▸ ASSIGNMENT
Please show all lines of the records that include "assigned".

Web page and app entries

-.-.-

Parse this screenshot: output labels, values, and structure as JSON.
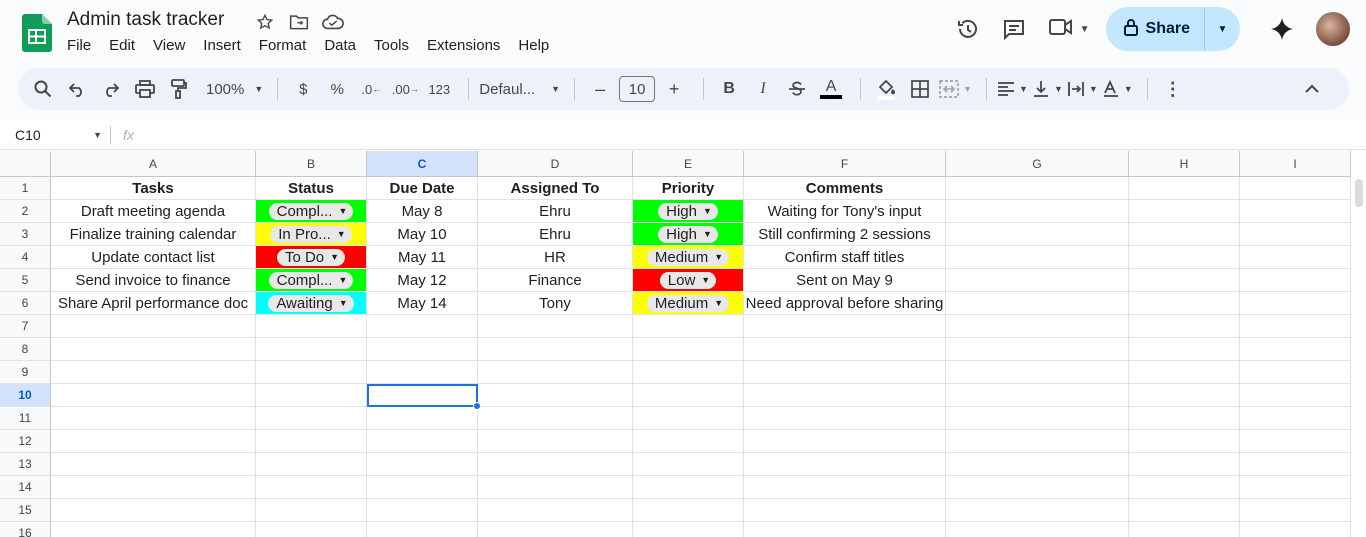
{
  "title": "Admin task tracker",
  "menu": [
    "File",
    "Edit",
    "View",
    "Insert",
    "Format",
    "Data",
    "Tools",
    "Extensions",
    "Help"
  ],
  "share_label": "Share",
  "toolbar": {
    "zoom": "100%",
    "currency": "$",
    "percent": "%",
    "dec_decrease": ".0",
    "dec_increase": ".00",
    "format_123": "123",
    "font": "Defaul...",
    "font_size": "10",
    "minus": "–",
    "plus": "+",
    "bold": "B",
    "italic": "I",
    "underline_color": "A",
    "more": "⋮"
  },
  "namebox": "C10",
  "fx": "fx",
  "columns": [
    "A",
    "B",
    "C",
    "D",
    "E",
    "F",
    "G",
    "H",
    "I"
  ],
  "selected_column": "C",
  "selected_row": "10",
  "headers": {
    "tasks": "Tasks",
    "status": "Status",
    "due": "Due Date",
    "assigned": "Assigned To",
    "priority": "Priority",
    "comments": "Comments"
  },
  "rows": [
    {
      "task": "Draft meeting agenda",
      "status": "Compl...",
      "status_color": "#00ff00",
      "due": "May 8",
      "assigned": "Ehru",
      "priority": "High",
      "priority_color": "#00ff00",
      "comment": "Waiting for Tony's input"
    },
    {
      "task": "Finalize training calendar",
      "status": "In Pro...",
      "status_color": "#ffff00",
      "due": "May 10",
      "assigned": "Ehru",
      "priority": "High",
      "priority_color": "#00ff00",
      "comment": "Still confirming 2 sessions"
    },
    {
      "task": "Update contact list",
      "status": "To Do",
      "status_color": "#ff0000",
      "due": "May 11",
      "assigned": "HR",
      "priority": "Medium",
      "priority_color": "#ffff00",
      "comment": "Confirm staff titles"
    },
    {
      "task": "Send invoice to finance",
      "status": "Compl...",
      "status_color": "#00ff00",
      "due": "May 12",
      "assigned": "Finance",
      "priority": "Low",
      "priority_color": "#ff0000",
      "comment": "Sent on May 9"
    },
    {
      "task": "Share April performance doc",
      "status": "Awaiting",
      "status_color": "#00ffff",
      "due": "May 14",
      "assigned": "Tony",
      "priority": "Medium",
      "priority_color": "#ffff00",
      "comment": "Need approval before sharing"
    }
  ],
  "row_numbers": [
    "1",
    "2",
    "3",
    "4",
    "5",
    "6",
    "7",
    "8",
    "9",
    "10",
    "11",
    "12",
    "13",
    "14",
    "15",
    "16"
  ]
}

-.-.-

▸ RESULT OF THIS TASK
    "assigned": "Assigned To",
      "assigned": "Ehru",
      "assigned": "Ehru",
      "assigned": "HR",
      "assigned": "Finance",
      "assigned": "Tony",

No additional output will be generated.